The poster, which PETA says was put up at just two metro rail stations in the U.S. capital, features Michelle Obama, talk-show hosts Oprah Winfrey and Tyra Banks and country singer Carrie Underwood under the headline "Fur-free and Fabulous."
"We did not consent to it," said Semonti Stephens, a spokeswoman for the first lady.
Stephens confirmed that Michelle Obama did not wear fur, but was unaware whether she had seen the poster.
A White House official said the White House had contacted PETA, or People for the Ethical Treatment of Animals, about the poster.
But PETA, known for its attention-grabbing campaigns, did not appear to be backing down.
Its president, Ingrid Newkirk, said in a statement her U.S.-based organization had not asked the White House to fund or promote the campaign, "as they can't do such things."

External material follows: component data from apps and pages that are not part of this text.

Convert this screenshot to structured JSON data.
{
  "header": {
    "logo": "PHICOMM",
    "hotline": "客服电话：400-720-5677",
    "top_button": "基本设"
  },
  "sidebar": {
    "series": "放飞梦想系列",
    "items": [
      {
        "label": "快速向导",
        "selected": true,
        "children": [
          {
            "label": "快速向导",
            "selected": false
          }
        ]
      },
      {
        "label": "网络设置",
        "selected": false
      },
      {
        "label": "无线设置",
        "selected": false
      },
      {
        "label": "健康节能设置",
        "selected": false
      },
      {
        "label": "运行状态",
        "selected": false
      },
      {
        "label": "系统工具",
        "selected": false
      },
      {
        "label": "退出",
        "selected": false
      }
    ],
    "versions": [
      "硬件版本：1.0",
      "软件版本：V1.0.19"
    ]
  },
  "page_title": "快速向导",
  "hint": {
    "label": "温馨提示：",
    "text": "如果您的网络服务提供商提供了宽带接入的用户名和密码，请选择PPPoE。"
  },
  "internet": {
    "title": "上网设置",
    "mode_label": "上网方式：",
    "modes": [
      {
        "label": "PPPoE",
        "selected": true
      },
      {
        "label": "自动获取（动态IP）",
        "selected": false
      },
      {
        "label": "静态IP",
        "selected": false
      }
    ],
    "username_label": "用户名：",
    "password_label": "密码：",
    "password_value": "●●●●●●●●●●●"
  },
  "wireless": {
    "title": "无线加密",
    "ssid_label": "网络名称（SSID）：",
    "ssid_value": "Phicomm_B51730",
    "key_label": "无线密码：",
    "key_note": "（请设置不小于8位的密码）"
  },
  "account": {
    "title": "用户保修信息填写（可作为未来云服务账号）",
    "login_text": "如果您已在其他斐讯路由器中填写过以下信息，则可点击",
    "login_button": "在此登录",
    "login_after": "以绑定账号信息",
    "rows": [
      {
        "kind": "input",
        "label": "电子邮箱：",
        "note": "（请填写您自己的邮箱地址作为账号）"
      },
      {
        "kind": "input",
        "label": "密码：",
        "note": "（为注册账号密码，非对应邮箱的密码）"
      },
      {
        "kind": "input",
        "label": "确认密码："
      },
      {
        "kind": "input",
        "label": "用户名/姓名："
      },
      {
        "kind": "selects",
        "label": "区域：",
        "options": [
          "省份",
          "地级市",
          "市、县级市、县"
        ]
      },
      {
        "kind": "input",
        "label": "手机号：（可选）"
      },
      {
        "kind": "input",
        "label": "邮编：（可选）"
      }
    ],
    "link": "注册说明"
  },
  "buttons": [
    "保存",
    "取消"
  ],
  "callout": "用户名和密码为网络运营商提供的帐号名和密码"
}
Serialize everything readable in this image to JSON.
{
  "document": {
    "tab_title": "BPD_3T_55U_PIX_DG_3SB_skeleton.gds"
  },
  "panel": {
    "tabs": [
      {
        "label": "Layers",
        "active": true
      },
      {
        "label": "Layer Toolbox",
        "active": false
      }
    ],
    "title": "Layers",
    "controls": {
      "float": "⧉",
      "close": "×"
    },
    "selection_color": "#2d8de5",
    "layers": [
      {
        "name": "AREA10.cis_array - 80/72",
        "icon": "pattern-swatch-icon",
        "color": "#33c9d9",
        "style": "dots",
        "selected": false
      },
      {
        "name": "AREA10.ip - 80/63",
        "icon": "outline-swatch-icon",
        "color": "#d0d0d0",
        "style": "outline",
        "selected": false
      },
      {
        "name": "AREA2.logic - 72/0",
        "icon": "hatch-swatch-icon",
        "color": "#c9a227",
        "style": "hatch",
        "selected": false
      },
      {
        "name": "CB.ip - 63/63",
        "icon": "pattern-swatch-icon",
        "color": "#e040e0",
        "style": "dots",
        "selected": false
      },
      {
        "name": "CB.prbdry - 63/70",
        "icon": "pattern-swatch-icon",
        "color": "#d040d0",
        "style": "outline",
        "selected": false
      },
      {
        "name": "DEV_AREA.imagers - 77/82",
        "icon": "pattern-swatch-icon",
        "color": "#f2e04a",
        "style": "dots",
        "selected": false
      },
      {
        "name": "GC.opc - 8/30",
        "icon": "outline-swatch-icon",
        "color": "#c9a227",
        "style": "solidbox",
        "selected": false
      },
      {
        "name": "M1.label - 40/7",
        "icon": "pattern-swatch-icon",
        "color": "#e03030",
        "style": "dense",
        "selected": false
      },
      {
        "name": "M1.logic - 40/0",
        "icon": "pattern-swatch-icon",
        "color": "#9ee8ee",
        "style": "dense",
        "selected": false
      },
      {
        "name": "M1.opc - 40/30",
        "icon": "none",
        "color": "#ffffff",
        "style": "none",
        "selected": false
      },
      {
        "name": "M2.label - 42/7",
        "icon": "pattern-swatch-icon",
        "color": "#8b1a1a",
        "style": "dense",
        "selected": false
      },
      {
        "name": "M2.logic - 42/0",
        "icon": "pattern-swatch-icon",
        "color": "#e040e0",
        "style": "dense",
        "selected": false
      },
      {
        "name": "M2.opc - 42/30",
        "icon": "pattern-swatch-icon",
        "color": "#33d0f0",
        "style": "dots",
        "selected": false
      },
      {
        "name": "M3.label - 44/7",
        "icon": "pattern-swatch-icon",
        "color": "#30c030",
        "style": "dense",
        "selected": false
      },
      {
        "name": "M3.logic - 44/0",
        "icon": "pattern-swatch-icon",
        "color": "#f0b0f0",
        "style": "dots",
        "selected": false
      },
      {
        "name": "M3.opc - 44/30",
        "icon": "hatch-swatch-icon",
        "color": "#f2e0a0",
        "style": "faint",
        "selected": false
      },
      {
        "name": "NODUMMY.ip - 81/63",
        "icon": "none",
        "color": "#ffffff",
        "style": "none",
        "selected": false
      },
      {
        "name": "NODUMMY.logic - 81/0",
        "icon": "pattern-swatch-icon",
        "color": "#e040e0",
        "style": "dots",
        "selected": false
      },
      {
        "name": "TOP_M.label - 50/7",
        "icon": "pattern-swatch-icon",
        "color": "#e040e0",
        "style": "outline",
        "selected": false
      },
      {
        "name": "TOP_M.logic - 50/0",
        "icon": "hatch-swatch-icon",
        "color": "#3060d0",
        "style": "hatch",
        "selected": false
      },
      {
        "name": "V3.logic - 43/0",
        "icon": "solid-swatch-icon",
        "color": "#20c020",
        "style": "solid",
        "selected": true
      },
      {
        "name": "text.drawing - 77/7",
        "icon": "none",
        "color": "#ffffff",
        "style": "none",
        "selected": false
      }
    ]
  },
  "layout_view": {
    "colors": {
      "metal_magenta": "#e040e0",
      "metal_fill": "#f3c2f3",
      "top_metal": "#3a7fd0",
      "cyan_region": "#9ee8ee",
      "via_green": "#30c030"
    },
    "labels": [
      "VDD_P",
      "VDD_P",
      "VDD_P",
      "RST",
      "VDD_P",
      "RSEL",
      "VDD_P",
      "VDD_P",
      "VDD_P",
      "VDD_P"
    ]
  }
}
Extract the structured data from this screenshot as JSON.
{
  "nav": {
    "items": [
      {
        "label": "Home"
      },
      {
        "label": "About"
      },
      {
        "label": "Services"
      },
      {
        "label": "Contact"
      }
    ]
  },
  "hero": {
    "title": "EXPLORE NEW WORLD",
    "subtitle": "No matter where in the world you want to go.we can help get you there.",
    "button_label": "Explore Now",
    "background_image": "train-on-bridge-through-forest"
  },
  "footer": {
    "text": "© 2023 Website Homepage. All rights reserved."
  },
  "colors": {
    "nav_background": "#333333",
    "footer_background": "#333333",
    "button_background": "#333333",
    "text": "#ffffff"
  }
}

But she said that Michelle Obama has issued a statement indicating that she doesn't wear fur, "and the world should know that in PETA's eyes, that makes her pretty fabulous," she said.
A PETA poster promoting vegetarianism was banned in Britain last year for wrongly implying that eating meat caused swine flu.
Reporting by Ross Colvin; editing by Steve Gutterman